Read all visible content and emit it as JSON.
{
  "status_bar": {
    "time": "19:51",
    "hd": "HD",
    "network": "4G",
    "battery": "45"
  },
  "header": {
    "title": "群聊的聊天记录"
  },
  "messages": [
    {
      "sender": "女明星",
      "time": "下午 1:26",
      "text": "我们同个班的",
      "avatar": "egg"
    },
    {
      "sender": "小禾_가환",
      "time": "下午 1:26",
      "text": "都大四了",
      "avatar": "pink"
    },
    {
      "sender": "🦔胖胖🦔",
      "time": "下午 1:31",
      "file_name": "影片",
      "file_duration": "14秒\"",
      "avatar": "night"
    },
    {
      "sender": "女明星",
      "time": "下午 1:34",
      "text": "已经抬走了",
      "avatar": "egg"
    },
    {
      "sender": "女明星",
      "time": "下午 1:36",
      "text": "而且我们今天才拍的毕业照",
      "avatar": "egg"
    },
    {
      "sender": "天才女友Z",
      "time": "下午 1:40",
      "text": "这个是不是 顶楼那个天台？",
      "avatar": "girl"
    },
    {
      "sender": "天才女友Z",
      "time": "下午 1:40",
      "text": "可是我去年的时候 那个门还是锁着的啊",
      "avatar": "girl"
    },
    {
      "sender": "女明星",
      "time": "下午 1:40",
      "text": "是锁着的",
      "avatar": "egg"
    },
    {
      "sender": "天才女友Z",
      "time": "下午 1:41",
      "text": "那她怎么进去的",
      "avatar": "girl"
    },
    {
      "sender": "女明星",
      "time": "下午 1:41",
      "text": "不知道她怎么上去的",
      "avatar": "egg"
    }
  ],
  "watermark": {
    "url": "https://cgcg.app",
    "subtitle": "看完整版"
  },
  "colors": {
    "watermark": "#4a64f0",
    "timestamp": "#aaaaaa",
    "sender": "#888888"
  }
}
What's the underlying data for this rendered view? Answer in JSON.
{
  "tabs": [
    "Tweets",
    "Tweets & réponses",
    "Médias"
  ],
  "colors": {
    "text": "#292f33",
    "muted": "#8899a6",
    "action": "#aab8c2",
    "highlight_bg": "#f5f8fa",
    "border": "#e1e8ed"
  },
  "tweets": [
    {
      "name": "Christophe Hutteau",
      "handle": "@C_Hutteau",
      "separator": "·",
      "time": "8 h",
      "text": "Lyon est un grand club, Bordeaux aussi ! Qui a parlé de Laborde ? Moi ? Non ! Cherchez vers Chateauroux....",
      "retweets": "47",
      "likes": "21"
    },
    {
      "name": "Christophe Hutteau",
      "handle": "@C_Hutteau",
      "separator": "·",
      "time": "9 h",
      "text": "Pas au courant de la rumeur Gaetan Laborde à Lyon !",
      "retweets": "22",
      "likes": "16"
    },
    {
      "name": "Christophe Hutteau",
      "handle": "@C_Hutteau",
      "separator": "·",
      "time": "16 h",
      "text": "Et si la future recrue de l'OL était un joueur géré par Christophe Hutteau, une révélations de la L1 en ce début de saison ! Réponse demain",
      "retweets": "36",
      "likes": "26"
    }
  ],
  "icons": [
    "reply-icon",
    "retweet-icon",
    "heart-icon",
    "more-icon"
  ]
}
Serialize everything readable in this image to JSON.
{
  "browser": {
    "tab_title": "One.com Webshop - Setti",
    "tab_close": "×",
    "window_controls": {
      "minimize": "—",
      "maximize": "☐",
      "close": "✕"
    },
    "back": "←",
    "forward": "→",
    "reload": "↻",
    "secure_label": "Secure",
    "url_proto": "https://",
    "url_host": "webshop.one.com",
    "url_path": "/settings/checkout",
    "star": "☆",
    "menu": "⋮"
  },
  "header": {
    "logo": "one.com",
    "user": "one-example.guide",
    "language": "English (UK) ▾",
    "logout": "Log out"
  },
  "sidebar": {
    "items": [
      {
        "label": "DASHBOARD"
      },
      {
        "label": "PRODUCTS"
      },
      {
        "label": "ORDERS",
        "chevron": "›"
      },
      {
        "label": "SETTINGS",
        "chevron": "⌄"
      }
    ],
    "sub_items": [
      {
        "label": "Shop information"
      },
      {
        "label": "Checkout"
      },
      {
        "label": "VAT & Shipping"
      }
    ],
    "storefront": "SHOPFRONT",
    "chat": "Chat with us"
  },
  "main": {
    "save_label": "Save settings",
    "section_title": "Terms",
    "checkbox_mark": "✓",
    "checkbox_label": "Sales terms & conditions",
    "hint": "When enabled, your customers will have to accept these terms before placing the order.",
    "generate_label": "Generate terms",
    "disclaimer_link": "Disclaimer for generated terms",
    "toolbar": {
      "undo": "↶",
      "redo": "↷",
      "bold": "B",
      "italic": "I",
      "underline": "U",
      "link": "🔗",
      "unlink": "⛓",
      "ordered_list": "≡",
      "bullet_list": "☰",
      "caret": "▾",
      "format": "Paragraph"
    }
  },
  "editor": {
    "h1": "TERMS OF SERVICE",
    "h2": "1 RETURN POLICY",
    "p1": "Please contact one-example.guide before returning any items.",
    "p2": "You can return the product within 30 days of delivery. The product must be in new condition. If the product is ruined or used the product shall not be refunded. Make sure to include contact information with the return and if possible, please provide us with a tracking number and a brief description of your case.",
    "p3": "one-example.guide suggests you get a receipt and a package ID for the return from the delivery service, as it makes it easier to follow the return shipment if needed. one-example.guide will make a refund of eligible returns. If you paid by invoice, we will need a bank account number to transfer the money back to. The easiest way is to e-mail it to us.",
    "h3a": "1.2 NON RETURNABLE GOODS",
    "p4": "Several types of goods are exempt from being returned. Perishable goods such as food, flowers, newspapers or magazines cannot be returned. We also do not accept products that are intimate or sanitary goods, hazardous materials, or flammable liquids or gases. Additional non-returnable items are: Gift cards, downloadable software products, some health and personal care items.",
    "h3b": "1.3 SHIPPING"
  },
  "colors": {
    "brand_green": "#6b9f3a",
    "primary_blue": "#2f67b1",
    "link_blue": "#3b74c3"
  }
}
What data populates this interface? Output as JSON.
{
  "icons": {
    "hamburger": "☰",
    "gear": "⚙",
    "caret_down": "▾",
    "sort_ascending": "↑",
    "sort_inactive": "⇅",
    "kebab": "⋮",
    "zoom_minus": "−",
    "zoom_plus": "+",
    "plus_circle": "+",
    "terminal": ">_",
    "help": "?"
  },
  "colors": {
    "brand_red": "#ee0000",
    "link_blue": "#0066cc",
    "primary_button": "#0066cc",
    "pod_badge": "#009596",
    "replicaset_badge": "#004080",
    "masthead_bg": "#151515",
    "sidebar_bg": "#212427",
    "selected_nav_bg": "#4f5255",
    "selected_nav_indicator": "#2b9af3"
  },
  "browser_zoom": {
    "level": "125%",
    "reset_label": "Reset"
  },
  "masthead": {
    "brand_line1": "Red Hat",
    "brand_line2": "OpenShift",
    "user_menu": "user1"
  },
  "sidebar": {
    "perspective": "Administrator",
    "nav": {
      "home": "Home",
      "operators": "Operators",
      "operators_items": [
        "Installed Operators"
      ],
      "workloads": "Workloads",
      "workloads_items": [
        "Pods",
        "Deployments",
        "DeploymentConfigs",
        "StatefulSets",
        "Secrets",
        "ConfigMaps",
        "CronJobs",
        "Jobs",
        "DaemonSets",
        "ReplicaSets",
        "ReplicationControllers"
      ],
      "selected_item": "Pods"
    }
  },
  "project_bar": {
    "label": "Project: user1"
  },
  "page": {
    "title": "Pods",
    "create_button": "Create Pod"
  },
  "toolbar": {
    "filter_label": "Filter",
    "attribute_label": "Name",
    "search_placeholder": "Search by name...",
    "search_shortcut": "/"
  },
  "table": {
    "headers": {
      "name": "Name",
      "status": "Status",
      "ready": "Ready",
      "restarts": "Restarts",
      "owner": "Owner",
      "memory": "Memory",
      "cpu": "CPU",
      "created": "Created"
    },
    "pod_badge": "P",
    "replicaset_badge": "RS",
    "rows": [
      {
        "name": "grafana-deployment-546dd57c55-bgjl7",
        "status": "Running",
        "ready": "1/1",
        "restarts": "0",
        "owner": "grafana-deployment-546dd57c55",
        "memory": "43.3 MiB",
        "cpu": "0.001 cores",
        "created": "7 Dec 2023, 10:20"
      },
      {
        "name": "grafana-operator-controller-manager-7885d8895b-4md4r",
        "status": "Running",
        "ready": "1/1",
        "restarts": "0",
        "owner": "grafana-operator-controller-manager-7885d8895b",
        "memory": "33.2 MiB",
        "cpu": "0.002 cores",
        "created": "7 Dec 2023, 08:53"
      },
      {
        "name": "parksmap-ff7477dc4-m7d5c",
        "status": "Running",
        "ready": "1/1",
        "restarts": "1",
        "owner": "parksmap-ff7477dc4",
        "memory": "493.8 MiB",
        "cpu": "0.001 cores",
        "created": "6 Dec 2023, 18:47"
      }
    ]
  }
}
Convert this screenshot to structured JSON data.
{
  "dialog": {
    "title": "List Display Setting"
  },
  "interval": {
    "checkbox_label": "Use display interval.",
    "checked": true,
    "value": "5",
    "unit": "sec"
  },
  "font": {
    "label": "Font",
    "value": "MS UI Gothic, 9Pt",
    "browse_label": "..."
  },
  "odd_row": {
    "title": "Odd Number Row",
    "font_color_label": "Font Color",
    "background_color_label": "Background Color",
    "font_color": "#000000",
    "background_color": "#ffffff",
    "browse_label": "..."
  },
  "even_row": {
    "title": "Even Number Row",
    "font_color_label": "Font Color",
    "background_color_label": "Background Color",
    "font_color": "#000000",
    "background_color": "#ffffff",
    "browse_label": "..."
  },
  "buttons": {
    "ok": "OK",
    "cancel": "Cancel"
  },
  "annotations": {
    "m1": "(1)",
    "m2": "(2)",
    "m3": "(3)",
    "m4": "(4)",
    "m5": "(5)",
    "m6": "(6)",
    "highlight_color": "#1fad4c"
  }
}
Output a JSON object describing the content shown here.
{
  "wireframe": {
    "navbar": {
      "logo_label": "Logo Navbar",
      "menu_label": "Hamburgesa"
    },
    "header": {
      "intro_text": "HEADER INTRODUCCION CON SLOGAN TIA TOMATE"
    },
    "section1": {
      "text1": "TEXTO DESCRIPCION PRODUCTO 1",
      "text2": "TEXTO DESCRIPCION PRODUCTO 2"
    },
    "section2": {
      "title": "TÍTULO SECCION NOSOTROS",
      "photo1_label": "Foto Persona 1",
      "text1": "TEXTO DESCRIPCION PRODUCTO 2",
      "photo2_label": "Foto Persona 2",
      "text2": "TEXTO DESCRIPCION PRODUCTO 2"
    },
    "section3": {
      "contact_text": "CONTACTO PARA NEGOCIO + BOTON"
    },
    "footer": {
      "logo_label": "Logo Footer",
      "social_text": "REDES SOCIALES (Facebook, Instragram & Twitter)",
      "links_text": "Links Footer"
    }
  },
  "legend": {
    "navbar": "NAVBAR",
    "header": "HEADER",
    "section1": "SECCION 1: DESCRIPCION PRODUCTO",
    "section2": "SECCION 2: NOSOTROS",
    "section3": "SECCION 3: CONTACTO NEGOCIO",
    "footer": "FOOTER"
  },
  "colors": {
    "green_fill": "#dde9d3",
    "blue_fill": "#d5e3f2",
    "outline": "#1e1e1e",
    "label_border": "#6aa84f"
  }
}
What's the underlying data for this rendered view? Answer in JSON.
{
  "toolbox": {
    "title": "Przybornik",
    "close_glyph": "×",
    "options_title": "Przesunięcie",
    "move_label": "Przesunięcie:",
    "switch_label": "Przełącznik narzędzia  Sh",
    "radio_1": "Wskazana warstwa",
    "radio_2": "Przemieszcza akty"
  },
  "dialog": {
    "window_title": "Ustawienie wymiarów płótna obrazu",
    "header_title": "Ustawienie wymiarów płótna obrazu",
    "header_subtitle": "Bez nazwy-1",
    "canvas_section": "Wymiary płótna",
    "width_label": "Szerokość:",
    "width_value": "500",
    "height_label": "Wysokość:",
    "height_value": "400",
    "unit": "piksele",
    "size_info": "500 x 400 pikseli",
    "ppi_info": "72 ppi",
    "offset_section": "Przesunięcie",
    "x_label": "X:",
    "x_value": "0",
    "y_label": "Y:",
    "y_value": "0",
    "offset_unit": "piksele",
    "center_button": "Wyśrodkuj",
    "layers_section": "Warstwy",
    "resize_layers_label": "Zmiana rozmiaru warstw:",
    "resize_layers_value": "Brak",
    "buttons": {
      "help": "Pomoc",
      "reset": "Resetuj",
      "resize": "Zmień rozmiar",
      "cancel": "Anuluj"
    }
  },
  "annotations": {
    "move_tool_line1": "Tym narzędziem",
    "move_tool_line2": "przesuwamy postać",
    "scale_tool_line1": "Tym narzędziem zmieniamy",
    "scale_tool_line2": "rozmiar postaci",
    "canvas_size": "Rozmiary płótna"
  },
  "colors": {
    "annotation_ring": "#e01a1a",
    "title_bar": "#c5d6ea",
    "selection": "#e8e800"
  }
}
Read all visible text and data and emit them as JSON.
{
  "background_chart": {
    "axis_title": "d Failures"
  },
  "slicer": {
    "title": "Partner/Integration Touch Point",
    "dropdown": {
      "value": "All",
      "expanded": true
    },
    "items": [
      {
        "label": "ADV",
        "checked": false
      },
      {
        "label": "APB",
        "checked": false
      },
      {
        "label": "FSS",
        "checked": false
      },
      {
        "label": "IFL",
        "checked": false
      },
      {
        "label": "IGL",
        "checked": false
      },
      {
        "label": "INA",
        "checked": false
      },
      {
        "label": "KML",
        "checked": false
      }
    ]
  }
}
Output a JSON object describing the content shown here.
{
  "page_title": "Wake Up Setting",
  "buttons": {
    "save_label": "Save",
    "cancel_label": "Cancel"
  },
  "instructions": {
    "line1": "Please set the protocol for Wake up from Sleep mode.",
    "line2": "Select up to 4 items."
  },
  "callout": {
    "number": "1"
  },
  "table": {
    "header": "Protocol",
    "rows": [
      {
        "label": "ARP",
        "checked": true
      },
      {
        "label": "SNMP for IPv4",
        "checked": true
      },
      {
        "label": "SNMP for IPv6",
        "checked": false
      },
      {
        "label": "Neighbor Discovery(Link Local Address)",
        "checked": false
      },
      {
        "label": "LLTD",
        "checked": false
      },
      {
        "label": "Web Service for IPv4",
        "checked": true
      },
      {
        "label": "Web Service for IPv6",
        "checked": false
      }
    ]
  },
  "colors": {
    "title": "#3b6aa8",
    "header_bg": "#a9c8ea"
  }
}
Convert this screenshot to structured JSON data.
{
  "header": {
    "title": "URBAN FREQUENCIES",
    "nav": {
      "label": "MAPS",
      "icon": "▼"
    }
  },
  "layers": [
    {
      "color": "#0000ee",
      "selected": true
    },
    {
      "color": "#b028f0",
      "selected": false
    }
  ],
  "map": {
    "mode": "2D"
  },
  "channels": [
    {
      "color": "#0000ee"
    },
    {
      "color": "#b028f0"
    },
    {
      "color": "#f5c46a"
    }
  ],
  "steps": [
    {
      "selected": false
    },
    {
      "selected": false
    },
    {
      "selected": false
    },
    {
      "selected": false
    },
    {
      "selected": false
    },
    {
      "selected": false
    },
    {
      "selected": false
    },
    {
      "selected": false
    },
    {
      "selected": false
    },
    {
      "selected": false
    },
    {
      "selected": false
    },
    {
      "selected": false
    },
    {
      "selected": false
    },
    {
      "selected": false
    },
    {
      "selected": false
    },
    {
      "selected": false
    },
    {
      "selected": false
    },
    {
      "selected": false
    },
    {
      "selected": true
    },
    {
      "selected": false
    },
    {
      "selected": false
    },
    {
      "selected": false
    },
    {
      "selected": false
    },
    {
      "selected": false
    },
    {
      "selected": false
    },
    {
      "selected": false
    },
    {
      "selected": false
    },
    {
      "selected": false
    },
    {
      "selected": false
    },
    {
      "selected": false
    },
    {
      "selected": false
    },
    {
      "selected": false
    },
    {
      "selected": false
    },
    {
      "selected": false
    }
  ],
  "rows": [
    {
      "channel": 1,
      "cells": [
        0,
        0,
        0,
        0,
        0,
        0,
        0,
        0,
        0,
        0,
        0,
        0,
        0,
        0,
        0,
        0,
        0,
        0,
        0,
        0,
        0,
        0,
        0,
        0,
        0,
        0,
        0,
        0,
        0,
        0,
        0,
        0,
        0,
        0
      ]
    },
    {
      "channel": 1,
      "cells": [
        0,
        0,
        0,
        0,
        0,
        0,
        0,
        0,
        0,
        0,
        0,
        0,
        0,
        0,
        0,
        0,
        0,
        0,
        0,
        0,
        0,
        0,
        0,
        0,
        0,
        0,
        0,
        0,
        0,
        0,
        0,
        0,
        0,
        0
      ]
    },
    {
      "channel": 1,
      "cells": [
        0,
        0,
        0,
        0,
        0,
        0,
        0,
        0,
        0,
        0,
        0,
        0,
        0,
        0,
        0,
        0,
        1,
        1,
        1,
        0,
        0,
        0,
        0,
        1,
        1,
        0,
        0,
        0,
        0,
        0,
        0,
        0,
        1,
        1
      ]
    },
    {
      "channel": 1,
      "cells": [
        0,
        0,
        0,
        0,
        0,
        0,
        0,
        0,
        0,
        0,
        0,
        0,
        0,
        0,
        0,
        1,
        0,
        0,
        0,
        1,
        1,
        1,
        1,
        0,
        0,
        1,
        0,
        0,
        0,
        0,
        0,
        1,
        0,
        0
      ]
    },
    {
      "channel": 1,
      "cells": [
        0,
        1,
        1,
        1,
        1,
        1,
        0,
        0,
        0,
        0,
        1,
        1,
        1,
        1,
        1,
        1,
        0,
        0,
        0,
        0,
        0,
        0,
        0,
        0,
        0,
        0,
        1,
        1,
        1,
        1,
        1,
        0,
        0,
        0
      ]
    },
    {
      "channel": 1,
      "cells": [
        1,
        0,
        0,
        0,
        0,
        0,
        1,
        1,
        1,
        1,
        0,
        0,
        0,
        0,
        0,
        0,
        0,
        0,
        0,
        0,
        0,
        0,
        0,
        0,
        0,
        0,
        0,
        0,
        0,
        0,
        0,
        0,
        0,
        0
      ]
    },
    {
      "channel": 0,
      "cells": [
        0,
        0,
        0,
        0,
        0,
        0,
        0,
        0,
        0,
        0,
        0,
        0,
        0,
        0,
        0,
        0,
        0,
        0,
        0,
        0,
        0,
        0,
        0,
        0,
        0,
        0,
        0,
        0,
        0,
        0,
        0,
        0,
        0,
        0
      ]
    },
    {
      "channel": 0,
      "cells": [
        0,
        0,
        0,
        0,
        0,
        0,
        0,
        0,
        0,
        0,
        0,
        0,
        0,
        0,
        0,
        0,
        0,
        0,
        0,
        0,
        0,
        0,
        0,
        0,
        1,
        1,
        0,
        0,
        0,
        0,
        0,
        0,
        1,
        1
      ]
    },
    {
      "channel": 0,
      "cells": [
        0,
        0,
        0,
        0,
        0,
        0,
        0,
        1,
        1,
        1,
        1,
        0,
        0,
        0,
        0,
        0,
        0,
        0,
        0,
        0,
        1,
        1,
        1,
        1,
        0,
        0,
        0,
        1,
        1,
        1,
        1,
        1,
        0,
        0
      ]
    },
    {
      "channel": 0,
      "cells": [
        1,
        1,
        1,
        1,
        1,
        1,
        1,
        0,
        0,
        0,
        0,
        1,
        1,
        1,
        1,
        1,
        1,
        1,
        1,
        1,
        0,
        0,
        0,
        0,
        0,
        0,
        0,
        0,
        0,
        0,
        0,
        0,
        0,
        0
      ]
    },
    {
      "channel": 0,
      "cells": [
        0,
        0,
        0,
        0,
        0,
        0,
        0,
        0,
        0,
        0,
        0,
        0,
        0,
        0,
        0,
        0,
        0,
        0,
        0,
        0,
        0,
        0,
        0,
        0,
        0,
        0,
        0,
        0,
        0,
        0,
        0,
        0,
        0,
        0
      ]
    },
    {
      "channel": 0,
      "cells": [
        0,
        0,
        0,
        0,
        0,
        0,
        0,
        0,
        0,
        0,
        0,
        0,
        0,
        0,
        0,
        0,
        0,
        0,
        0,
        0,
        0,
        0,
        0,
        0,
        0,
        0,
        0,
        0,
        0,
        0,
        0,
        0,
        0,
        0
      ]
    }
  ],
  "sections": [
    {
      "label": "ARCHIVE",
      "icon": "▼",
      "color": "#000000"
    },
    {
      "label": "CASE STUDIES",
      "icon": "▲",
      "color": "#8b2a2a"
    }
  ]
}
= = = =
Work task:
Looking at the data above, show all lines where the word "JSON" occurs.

Response to this exercise:
Read all visible content and emit it as JSON.
What's the underlying data for this rendered view? Answer in JSON.
Serialize everything readable in this image to JSON.
What data populates this interface? Output as JSON.
Convert this screenshot to structured JSON data.
Output a JSON object describing the content shown here.
What's the underlying data for this rendered view? Answer in JSON.
Read all visible text and data and emit them as JSON.
Output a JSON object describing the content shown here.
Convert this screenshot to structured JSON data.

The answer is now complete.